Acting like he was fostering a robust debate on surveillance before NSA contractor Edward Snowden’s leaks about PRISM, President Obama announced a four-point plan to make Americans “more comfortable” with the idea of data collection.

In fact, he compared this new trust-building initiative to dishwashing.

“If I tell Michelle that I did the dishes — now, granted, in the White House I don’t do the dishes that much,” Obama said at a press conference Friday afternoon in an otherwise deserted Washington. “But back in the day — and she’s a little skeptical. Well, I’d like her to trust me, but maybe I need to bring her back and show her the dishes. And not just have her take my word for it.”

“And so, you know, the program is — I am comfortable that the program currently is not being abused,” he continued.

“I am comfortable that if the American people examined exactly what was taking place, how it was being used, what the safeguards were, that they would say, you know what, these folks are following the law and doing what they say they’re doing.”

Obama opened the hourlong press conference by lamenting that “rather than an orderly and lawful process to debate these issues and come up with appropriate reforms, repeated leaks of classified information have initiated the debate in a very passionate, but not always fully informed way.”

“Now, keep in mind that as a senator I expressed a healthy skepticism about these programs,” he said. “And as president, I’ve taken steps to make sure that they have strong oversight by all three branches of government and clear safeguards to prevent abuse and protect the rights of the American people.”

The president said he’d asked the Privacy and Civil Liberties Oversight Board “to review where our counterterrorism efforts and our values come into tension,” and “directed my national security team to be more transparent and to pursue reforms of our laws and practices.”

He announced “four specific streps, not all-inclusive” to “move the debate forward.”

Those include working with Congress to weigh reforms to Section 215 of the Patriot Act and working with Congress “to improve the public’s confidence in the oversight conducted by the Foreign Intelligence Surveillance Court.”

“So specifically we can take steps to make sure civil liberties, concerns, have an independent voice, in appropriate cases, by ensuring the government’s position is challenged by an adversary,” he said.

The third step includes more declassifications, including “the legal rationale for the government’s collection activities under Section 215″ and the NSA’s establishment of a full-time “civil liberties and privacy officer.”
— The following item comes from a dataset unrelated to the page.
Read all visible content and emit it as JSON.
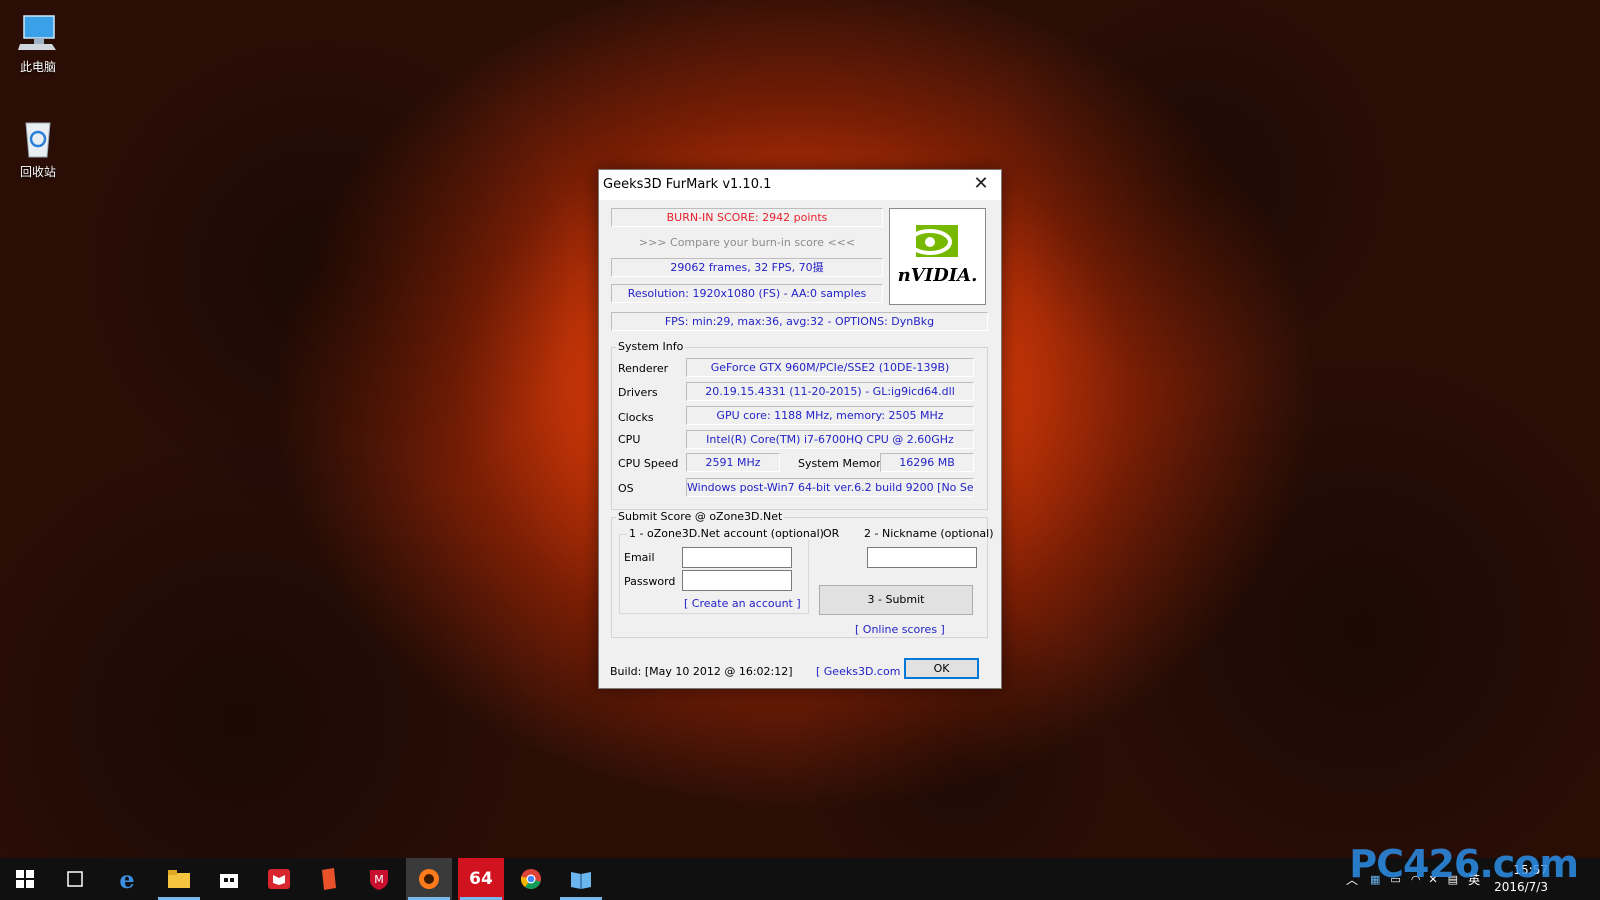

“The intelligence community is creating a website that will serve as a hub for further transparency,” Obama declared. “This will give Americans and the world the ability to learn more about what our intelligence community does and what it doesn’t do, how it carries out its mission and why it does so.”